Private investigator Philip Marlowe is hired by an ageing general to deal with a blackmail problem, but soon after Marlowe finds the blackmailer dead and the general’s family entangled in the 1930’s Californian underworld of pornography, gambling and murder. The Big Sleep is a gripping mystery but the real pleasure lies in Marlowe’s voice. He’s the archetypal hardboiled detective, laconic and unafraid.
Time and again Marlowe finds himself stuck in a room with a tough guy holding a gun. He never blinks. Here’s how he copes with Luger-toting casino-owner Eddie Mars, who’s just walked in on Marlowe inside the house of the murdered blackmailer (Mars speaks first):
‘Convenient,’ he said. ‘The door being open. When you didn’t have a key.’
‘Yes. How come you had a key?’
‘Is that any of your business, soldier?’
‘I could make it my business.’
He smiled tightly and pushed his hat back on his grey hair. ‘And I could make your business my business.’
‘You wouldn’t like it. The pay’s too small.’
‘All right, bright eyes. I own this house. Geiger is my tenant. Now what do you think of that?’
‘You know such lovely people.'
‘I take them as they come. They come all kinds.’ He glanced down at the Luger, shrugged and tucked it back under his arm.
I’ve always wondered why classic crime writing is so heavy on outlandish similes. Here’s Marlowe tied up in a remote shack where Mars’ wife is hiding out:
She brought the glass over. Bubbles rose in it like false hopes. She bent over me. Her breath was delicate as the eyes of a fawn. I gulped from the glass. She took it away from my mouth and watched some of the liquid run down my neck.
She bent over me again. Blood began to move around in me, like a prospective tenant looking over a house.
At a guess, the similes break up the tension and, like the wisecracks, tell the reader that the narrator’s keeping his cool, no matter what.
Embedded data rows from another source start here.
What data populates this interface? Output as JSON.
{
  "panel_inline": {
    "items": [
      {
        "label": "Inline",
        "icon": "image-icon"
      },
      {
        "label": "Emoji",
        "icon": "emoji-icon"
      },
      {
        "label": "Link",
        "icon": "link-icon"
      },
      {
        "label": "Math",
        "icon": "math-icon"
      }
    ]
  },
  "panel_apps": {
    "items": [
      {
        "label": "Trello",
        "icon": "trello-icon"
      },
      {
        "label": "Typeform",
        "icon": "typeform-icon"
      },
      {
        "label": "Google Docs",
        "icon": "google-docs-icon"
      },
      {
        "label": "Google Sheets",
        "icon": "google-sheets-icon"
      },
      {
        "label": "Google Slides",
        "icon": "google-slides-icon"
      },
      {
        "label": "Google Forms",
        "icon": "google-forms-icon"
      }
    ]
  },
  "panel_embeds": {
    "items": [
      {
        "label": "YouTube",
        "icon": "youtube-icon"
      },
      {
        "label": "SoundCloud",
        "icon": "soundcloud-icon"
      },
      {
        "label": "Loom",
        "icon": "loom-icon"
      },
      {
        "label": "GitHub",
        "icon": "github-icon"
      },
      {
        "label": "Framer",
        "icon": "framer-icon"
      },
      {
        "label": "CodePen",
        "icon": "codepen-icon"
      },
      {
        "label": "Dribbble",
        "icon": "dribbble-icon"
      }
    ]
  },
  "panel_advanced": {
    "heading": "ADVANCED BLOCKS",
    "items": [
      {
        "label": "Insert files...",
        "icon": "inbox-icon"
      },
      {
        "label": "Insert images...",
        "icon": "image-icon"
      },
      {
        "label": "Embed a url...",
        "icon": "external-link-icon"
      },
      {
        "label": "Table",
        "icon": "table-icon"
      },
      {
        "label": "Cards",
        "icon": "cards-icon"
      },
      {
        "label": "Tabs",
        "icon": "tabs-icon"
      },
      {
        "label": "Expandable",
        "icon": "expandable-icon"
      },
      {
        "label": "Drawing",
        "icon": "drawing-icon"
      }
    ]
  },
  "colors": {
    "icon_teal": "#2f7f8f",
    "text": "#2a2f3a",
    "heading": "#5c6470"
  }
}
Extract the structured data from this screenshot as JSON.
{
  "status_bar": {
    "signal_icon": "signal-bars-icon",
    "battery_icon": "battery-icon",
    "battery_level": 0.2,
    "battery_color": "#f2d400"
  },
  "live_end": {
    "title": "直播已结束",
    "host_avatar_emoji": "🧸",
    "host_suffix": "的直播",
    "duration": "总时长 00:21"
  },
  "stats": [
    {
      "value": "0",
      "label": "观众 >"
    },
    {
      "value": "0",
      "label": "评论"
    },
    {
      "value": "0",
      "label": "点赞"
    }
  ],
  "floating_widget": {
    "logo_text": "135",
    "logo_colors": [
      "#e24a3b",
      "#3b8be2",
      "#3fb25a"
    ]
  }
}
Marlowe doesn’t give much away about himself in this novel. We get no family history and few opinions, but he shows a sense of honour and flashes of sympathy as well as that toughness. I’d love to know more about him, so having waited all these years before reading The Big Sleep, I’m ordering an omnibus on Amazon straight away. In the meantime, here are Bogart and Bacall in the 1947 movie: